According to study results recently published in the European Journal of Immunology,researchers determined that when natural killer cells (NK cells) are close to lymphoma tumors, they suddenly lose their “killer” instinct—thus, finding a way to restore the power of these NK cells might lead to new therapy for lymphoma.
NK cells are white blood cells that help the immune system fight cancer and viruses. These cells send out signals that trigger the immune system’s response to fight against infections.
Lymphomas are cancers of the lymphatic system and can arise as either B cells or T cells. B cell lymphoma is difficult to treat and researchers are constantly seeking new approaches for therapy.
In the study, researchers from the Helmholtz Zentrum München in Germany placed NK cells in the vicinity of lymphoma tumors in live mice. They discovered that the NK cells lost their ability to kill the cancer cells.
The team then conducted a second experiment where they placed NK cells in a different environment—they found that their ability to kill cancer cells returns within a few hours.
From their findings, the team concluded that lymphoma tumors use two mechanisms to disable NK cells. The first mechanism is an inflammatory molecule called IL-10 that deactivates NK cells. The second mechanism is used to avoid NK cells and deactivate their NKG2D ligands. These ligands are surface molecules that NK cells attach to the infection, or cancer cells, and unleash the toxin.
From their conclusion, the team noted that NK cells are still able to send signals to activate anti-tumor immune responses by producing cytokine interferon-gamma (IFN-y). The team also believes that if they place the NK cells directly at the tumor, it can bypass the steps the tumor takes to evade the NK cells.

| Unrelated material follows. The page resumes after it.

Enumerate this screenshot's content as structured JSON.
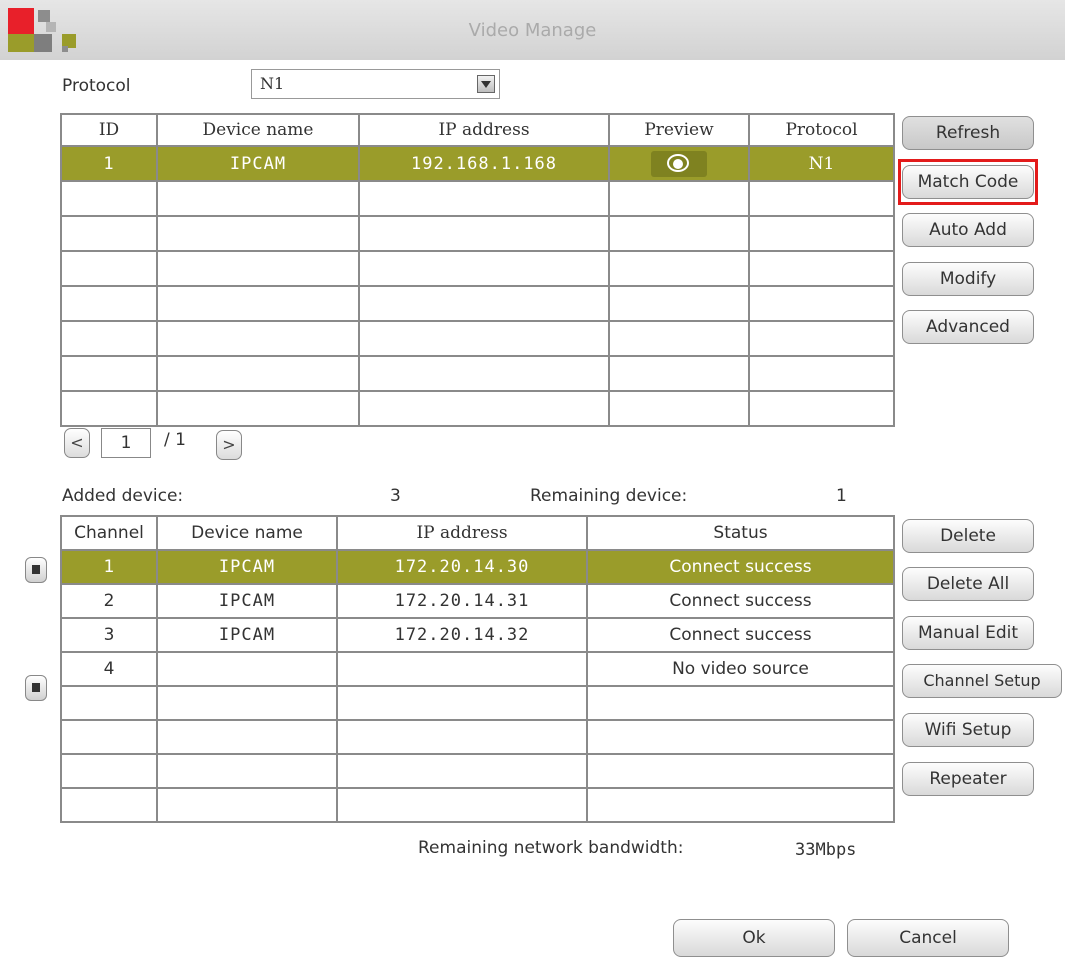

Source for Today’s Article:
Paddock, C. “Disarming lymphoma’s ability to escape immune response may lead to new treatments,” Medical News Today web site, July 9, 2015; http://www.medicalnewstoday.com/articles/296524.php.